## EXERCISE DIRECTIONS
Filter the data for "color" and copy matching lines.

── DATASET ENTRIES ──

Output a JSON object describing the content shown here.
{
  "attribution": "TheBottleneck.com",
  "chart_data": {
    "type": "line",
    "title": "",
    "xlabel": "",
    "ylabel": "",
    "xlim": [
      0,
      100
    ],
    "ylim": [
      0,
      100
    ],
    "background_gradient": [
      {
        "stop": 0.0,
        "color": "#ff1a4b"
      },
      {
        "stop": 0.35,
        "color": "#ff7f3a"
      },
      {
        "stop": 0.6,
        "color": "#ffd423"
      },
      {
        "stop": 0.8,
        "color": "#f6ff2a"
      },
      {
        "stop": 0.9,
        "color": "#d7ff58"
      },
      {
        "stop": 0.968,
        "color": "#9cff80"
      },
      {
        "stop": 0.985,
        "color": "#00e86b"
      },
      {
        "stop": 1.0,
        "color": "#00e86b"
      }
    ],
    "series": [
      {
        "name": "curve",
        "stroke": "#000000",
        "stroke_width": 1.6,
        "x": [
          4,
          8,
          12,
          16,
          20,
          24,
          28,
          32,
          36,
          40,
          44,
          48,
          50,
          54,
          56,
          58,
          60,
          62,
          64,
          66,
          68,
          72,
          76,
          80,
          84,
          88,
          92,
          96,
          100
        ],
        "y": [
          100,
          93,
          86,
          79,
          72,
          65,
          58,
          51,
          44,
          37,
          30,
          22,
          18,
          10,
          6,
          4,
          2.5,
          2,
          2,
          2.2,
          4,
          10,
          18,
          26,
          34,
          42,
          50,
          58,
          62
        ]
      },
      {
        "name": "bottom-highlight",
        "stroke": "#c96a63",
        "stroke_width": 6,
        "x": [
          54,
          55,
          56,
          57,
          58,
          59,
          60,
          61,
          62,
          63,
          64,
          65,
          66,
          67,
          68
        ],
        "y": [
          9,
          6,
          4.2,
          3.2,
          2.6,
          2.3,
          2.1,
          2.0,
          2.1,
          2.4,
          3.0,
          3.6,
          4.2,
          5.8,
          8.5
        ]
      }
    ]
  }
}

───

## ANSWER BOX
        "color": "#ff1a4b"
        "color": "#ff7f3a"
        "color": "#ffd423"
        "color": "#f6ff2a"
        "color": "#d7ff58"
        "color": "#9cff80"
        "color": "#00e86b"
        "color": "#00e86b"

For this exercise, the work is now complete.